One of the finest University Wits of the 20th Century was the late Joe Sobran, a syndicated columnist and Shakespeare lover.

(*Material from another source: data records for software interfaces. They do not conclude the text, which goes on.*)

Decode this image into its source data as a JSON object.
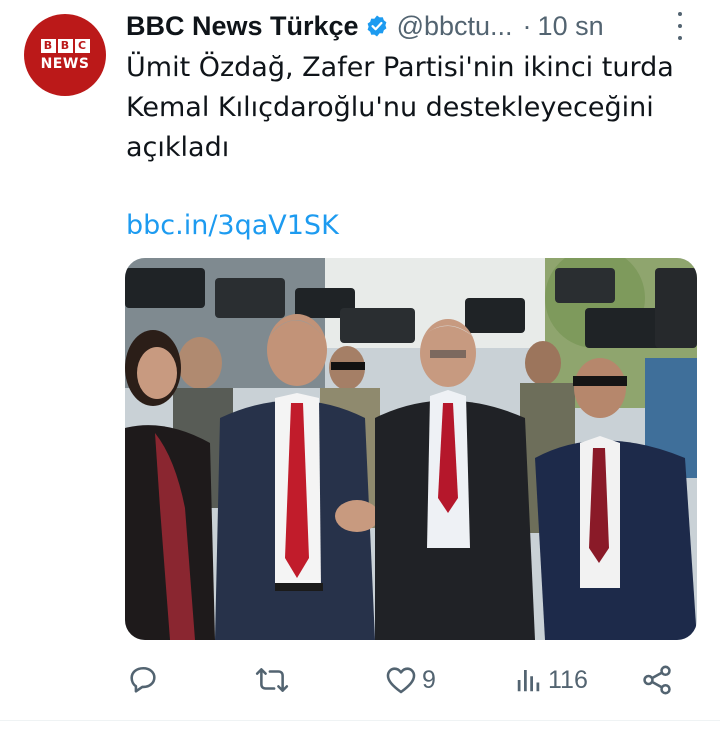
{
  "account": {
    "avatar_text_top": [
      "B",
      "B",
      "C"
    ],
    "avatar_text_bottom": "NEWS",
    "display_name": "BBC News Türkçe",
    "handle": "@bbctu...",
    "separator": "·",
    "time": "10 sn",
    "verified": true
  },
  "tweet": {
    "text": "Ümit Özdağ, Zafer Partisi'nin ikinci turda Kemal Kılıçdaroğlu'nu destekleyeceğini açıkladı",
    "link": "bbc.in/3qaV1SK"
  },
  "media": {
    "description_icon": "photo"
  },
  "actions": {
    "reply_count": "",
    "retweet_count": "",
    "like_count": "9",
    "views_count": "116"
  },
  "colors": {
    "brand_red": "#bb1919",
    "verified_blue": "#1d9bf0",
    "link_blue": "#1d9bf0",
    "muted": "#536471"
  }
}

In this short article, Mr. Sobran provides an update on the research into the marginalia of Edward de Vere’s Geneva Bible owned by the Folger Shakespeare Library.
Written at the time he was a graduate student, Professor Roger Stritmatter provides an update on his analysis of the marginalia in the Folger Shakespeare Library’s copy of Edward de Vere’s 400 year-old Geneva Bible.
In response to mis-representations about the significance of Professor Stritmatter’s work on the Edward de Vere Bible by both the Folger Shakespeare Library and the Smithsonian Magazine, an article and letter of rebuttal to the Smithsonian appeared in the spring 1995 Shakespeare Oxford Society newsletter.
Richard Whalen, former President of the Shakespeare-Oxford Society provides a chapter-by-chapter review of Shakespeare IN FACT by Irvin Matus.
In this second review of Irvin Matus’ Shakespeare, IN FACT (1994), Publius, a pseudonym for a professor of Comparative Literature at an Ivy League institution, exposes the shoddy reasoning of the author.
An essay by Charles Vere, Lord Burford, who argues that getting the author of the Shakespeare canon wrong results in a misunderstanding what the Bard is saying.
Mark Anderson writes an editorial for a local newspaper that presents a compelling (but dated) summary of the case for Edward de Vere as the true author of the works of the Bard.
Supreme Court Justice Stevens addresses the search for truth and justice by discussing the view that Edward de Vere, the 17th Earl of Oxford is the true author of the Shakespeare Canon and how that view may help understand statutory construction.